In an unusual move and in a reference to consumers, government officials have written an “explainer” to set out why “the Great Britain (GB) gas system has… sufficient delivery capacity to more than meet demand”.

Kwasi Kwarteng
Image: Kwasi Kwarteng has said there will be no gas supply issues in the UK

The rise in gas prices has been blamed on high global demand, maintenance issues, and lower solar and wind energy output.

A former Ofgem chief told the BBC Radio 4 Today programme that Britain is likely to face high energy prices for the rest of the year.

Dermot Nolan said the increases were the result of depleted stocks following a cold winter last winter, reduced supply from Russia, and increased demand for liquefied natural gas from the Far East.

The government has been urged by meat producers to protect the food supply chain after the gas price hike resulted in the industry suffering carbon dioxide shortages.

Fertiliser plants in Teesside and Cheshire, which produce CO2 as a by-product, have halted production as a result of the sudden rise in wholesale gas prices.

Sky’s Ed Conway says that in the coming months, we can expect many more industrial plants to temporarily cease production.

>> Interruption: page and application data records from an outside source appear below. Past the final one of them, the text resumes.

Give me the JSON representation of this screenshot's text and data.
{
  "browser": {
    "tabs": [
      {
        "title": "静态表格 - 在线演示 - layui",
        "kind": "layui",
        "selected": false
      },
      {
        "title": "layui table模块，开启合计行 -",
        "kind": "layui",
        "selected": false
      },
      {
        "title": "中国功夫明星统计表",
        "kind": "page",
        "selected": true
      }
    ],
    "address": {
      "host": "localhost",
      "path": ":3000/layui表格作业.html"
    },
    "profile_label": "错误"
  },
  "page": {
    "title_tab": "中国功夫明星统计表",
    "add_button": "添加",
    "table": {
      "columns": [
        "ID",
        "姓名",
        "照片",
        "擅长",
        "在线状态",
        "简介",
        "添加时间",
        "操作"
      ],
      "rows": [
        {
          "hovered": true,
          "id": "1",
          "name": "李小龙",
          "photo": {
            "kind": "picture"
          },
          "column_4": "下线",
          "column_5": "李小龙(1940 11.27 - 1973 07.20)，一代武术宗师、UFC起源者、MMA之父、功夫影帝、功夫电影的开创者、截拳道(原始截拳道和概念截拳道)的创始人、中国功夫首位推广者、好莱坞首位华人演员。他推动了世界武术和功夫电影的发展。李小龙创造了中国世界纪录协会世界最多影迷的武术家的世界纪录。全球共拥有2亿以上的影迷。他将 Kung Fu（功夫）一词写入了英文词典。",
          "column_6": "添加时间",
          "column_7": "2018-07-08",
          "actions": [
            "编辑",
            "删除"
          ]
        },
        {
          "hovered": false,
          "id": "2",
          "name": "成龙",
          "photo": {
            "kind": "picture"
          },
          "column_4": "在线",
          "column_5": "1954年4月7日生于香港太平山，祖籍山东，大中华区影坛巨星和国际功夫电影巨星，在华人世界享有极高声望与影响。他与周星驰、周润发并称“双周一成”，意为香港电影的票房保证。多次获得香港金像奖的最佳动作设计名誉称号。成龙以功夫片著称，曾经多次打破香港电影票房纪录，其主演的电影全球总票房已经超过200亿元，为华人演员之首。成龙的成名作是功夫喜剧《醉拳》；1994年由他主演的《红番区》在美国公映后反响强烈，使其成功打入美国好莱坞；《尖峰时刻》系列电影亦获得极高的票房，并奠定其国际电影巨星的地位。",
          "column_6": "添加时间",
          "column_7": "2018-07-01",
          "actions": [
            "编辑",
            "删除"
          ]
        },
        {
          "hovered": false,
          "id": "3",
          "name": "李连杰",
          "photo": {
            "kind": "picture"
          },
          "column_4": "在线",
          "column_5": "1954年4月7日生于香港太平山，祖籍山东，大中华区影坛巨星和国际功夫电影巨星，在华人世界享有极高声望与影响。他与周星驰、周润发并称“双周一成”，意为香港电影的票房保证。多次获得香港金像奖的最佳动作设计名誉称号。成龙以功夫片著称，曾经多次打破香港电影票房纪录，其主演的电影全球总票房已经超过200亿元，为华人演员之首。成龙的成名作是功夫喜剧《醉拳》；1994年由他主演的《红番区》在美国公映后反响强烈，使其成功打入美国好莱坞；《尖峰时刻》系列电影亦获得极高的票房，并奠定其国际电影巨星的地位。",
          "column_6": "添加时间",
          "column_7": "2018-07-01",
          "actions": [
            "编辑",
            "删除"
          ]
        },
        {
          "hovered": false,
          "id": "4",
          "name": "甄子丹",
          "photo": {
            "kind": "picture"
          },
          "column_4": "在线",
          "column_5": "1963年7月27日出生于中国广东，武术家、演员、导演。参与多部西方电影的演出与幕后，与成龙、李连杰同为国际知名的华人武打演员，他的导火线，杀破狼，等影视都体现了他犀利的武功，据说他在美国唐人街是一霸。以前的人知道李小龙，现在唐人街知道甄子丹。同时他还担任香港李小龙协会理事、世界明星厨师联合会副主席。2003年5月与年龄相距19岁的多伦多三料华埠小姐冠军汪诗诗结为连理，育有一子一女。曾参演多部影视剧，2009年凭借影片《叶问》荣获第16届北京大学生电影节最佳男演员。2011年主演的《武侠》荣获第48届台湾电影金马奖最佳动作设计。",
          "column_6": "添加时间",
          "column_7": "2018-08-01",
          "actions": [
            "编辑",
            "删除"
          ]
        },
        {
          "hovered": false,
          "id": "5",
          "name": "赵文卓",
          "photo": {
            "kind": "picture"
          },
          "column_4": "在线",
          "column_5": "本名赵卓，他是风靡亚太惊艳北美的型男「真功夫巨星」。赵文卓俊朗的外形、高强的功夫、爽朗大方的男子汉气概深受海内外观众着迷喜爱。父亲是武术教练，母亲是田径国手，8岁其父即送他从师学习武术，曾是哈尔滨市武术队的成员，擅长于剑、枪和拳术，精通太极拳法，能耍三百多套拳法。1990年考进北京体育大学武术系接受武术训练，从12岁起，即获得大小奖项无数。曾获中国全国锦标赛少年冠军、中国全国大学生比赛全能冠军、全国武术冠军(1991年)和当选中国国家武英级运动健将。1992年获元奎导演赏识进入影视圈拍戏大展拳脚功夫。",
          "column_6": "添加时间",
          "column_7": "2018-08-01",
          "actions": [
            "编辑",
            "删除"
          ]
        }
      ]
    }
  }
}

Nick Allen, chief executive of the British Meat Processors Association, said CO2 is essential to both the humane slaughter of livestock and extending the shelf-life of products.